Spica Co., Ltd. was a Taiwanese distributor of pirated NES games. They sold games for the NTSC and Asian NES consoles, but not for the Famicom.
Not much is known about Spica, but they seem to have been a rather large company. Their games were sold in North America and Australia, in addition to several countries that recieved the Asian Version NES instead of the Famicom.
Spica released a mixture of multicarts and single games, as well as Famicom-NES converters and other accessories. The carts were supposedly made in Japan, though they were likely made in Hong Kong or Taiwan. Most of their games used the same box and label art, with a plain sticker on the top with the game's title. Spica's cartridges were specially made with a molded Spica logo. Spica did not alter the games in any way prior to releasing them, even the copyright notices were left unchanged. It is unknown if their multicarts contained hacked games, as the carts had been released by other companies and wouldn't have been changed.
Spica also released the 52-in-1 multicart that Action 52 was based on, though it is unknown if they were the original creators.
Several NES clone systems and accessories were released under the Spica brand, which seem to be mostly rebranded Micro Genius products. Their consoles included:
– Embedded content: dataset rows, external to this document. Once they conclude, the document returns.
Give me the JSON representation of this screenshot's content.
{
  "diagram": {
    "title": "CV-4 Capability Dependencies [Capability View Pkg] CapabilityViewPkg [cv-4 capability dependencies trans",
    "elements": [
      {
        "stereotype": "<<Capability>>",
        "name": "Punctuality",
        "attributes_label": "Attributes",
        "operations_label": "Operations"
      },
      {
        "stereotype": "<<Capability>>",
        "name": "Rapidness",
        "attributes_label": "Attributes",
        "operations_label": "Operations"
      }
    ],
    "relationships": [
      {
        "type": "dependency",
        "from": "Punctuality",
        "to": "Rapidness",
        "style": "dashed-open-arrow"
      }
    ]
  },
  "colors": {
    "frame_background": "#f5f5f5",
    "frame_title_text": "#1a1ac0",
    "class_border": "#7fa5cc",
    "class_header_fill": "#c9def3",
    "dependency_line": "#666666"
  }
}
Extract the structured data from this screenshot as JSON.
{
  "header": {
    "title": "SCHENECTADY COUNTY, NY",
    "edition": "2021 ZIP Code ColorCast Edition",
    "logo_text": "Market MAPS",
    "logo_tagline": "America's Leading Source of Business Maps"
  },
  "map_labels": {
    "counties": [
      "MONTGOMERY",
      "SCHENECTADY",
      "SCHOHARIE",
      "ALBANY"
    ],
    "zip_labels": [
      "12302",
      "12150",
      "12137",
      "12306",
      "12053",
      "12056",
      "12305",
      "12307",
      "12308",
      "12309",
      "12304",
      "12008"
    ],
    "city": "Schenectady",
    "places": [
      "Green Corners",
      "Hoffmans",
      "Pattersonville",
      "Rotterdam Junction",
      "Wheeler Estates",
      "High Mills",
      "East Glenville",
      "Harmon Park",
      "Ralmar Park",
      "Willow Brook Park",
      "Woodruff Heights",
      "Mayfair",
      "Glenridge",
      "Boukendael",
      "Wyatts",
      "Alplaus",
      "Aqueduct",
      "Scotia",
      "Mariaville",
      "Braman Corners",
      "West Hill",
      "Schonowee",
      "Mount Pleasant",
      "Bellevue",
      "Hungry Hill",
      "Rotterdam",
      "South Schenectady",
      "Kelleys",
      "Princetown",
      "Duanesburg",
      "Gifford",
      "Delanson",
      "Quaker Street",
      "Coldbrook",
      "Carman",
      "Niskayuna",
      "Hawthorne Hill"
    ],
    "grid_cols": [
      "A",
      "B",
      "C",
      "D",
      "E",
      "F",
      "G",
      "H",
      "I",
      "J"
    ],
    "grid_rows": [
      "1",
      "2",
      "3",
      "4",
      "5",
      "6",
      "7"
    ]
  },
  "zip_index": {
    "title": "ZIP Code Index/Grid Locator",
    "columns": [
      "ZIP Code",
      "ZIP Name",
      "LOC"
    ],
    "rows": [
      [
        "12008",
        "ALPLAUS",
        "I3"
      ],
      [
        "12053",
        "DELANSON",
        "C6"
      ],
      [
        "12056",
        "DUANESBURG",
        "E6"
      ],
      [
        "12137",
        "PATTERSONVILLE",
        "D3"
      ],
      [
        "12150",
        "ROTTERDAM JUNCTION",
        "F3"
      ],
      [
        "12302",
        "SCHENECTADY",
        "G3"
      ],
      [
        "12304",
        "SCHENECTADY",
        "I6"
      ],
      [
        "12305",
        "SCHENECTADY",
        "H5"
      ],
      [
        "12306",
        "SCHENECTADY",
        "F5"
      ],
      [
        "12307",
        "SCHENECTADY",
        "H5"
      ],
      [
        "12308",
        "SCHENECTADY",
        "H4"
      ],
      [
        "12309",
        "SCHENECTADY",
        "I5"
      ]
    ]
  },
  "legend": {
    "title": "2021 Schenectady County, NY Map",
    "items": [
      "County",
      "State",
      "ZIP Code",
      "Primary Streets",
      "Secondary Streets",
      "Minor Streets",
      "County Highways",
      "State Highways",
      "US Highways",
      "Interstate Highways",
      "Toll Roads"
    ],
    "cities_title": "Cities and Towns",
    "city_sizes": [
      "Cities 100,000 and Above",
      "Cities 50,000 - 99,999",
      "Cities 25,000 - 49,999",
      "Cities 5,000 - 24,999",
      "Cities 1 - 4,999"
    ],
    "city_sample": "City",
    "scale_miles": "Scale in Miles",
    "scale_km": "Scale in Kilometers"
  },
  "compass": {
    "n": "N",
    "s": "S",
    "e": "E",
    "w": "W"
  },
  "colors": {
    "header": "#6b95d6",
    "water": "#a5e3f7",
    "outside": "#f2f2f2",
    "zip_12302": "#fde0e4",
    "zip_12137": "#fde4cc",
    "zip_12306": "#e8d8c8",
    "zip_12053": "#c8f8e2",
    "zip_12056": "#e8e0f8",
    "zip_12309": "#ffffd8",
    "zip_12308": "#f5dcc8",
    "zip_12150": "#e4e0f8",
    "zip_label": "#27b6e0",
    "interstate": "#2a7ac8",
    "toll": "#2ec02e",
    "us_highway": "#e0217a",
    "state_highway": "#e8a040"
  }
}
- IQ-701 - identical to the equivalent Micro Genius console aside from the Spica branding
- SP-801 - closely resembles the original NES. No Micro Genius equivalent is known, but the console was shipped with standard Micro Genius-style controllers.
Spica was shut down by Nintendo after they were caught selling Famiclones in Australia. At that time, Nintendo still had the rights to the NES patents, hence, Famiclones were illegal. In addition to this, the Famiclones looked like NES consoles, meaning they violated the design patents as well.
'New old stock' of Spica's games can occasionally be found online.
Most of Spica's box/label arts are originated from Japanese mangas and animes, usually completely unrelated to the actual content of the cartridge. These arts are directly ripped from the original source without any altering, so they sometimes contain Japanese statement that doesn't make sense to be printed on a video game label such as "coloring book" and "sing-a-song included".
The box art shown above comes from Choujin Kintaman(超人キンタマン), a Japanese manga started in 1981 and ended in 1987. This is rather unusual choice for a game box art, since the manga never had a video game about it. Another box art uses an artwork from GeGeGe no Kitaro(ゲゲゲの鬼太郎), a Japanese manga which actually had a couple of Famicom games about it. However, the art is not taken from the games.